On Wednesday, the first day of the international signing period, the Tigers signed 16-year-old prospect Julio Martinez, one of the top outfielders on the international market, for $600,000, according to an industry source.
"He is a power bat that has the ability to hit to all fields. Great makeup and aptitude," said Tigers assistant general manager Al Avila. "We project him to be an impact bat. We have not decided yet where he will start."
Martinez, who ranks 19th on MLB.com's Top 30 International Prospects list, is a big-bodied (6-foot-3, 183 pounds) prospect who could end up in left field or at first base. The teenager has a decent arm that projects to be a slightly above-average tool, and he is working on improving his overall defensive play.
Martinez succeeds at the plate by keeping his hands inside and driving the ball to all fields. He's also impressed evaluators with his raw power during batting practice and his ability to make adjustments at the plate during games. He's not the fastest runner, but scouts like his overall game.
"The power is the thing that stands out with him, and the ability to hit is going to come in time," Tigers international scouting director Tom Moore said. "But with the makeup of the kid, we feel he's going to have a lot of offensive potential. … Even at the big league level, power is a premium tool, something we couldn't ignore. We always have a certain focus and things we think are successful in terms of producing talent. But at the same time, you always have to go with the best talent."
Martinez is from Santo Domingo Norte, Dominican Republic, and is trained by Christian "Niche" Batista.
In accordance with the Collective Bargaining Agreement, each team is allotted a $700,000 base and a bonus pool based on the team's record in 2013 for the international signing period. Detroit's bonus pool total for this year's signing period is $1,946,900.

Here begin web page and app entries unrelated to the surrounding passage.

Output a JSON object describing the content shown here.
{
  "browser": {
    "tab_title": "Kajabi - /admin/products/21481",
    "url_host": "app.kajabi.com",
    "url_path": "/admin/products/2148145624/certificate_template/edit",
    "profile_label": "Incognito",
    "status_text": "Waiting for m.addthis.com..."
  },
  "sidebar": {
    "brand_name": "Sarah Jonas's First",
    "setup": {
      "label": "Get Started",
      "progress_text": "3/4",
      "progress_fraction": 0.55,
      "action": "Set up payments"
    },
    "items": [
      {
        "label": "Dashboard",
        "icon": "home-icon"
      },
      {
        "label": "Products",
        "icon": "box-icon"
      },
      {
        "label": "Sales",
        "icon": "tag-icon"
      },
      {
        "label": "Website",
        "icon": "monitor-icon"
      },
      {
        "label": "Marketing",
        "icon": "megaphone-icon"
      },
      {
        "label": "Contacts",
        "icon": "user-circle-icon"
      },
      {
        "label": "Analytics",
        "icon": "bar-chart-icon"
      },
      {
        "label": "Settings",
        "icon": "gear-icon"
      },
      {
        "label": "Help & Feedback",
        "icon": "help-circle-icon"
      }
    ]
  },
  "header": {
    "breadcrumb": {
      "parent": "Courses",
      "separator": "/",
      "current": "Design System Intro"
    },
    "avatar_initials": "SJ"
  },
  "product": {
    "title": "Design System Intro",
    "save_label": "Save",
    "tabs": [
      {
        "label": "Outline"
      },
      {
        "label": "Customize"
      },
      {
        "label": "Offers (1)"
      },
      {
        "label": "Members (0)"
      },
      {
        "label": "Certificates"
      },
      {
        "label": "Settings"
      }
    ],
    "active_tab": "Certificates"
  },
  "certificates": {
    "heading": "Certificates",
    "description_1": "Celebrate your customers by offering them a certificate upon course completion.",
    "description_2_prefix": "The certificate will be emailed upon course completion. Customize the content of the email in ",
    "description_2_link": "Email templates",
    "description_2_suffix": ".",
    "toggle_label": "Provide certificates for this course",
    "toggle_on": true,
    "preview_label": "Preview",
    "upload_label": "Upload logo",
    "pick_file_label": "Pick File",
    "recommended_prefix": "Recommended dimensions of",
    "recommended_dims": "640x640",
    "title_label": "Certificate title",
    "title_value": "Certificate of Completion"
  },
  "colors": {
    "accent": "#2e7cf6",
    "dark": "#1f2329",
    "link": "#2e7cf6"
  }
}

While Martinez was the one ranked player the Tigers signed to open the international market, their deals were far from done. Four other signings completed a relatively busy first day, including two speedy shortstops and a lanky Venezuelan right-hander with the potential for a power fastball.
In the international market, those are the signings where the Tigers tend to leverage their strength, hoping to use their scouting depth to find more obscure players with upside that might have gone overlooked or undervalued.
"For me, the international market has still shown you can get impact talent if you have good scouts that are going out and seeing the players that are a little bit lower profile," Moore said.
Three of those signings came in Venezuela.
Irwin Chirinos, OF, Venezuela
Like Martinez, the left-handed-hitting outfielder has a strong body for his age (6-feet, 170 pounds) and a bat with some power. Chirinos' outfield arm has the chance to be a strong one as his body fills out, while he should be an average runner.
Adonis Figuera, RHP, Venezuela
Figuera is more of a projection signing, based on what scouts believe he could do once his 6-foot-2, 165-pound frame fills out.
"He's a tall, skinny-framed kid," Moore said, "but he's got a real big arm. His fastball is in the mid-80s, but he projects to have a lot more gas in the tank."
He already has a curveball and a changeup, the latter of which is a work in progress.
"The bet on this kid is, as he gains strength, he's going to gain more power," Moore said.
Jose Salas, SS, Venezuela
Initially, Moore said, the Tigers saw Salas as a defense-first infielder, rangy and athletic but not necessarily a great hitter. As scouts continued to watch the teenager learn pitchers and adjust his game, they saw more upside to his bat.
"He's got real quick hands. He's going to be able to play shortstop," Moore said. "The thing that's really come on is his bat speed and ability to make hard contact."
Jorge Ynirio, SS, Dominican Republic
If Martinez represents the Tigers' need for power bats, Ynirio profiles more like the kind of player the Tigers have targeted in past summers, an athletic player with upside who can play a premium position. He can run, Moore said, and he has a plus arm. His bat speed shows the promise for offensive production.
"He's got a little bit of crudeness to his game, nothing moreso than a lot of kids," Moore said. "But really, the thing we're banking on is the athleticism. The tools are there. They're certainly things we can bank on. He's got a good chance to become a good player."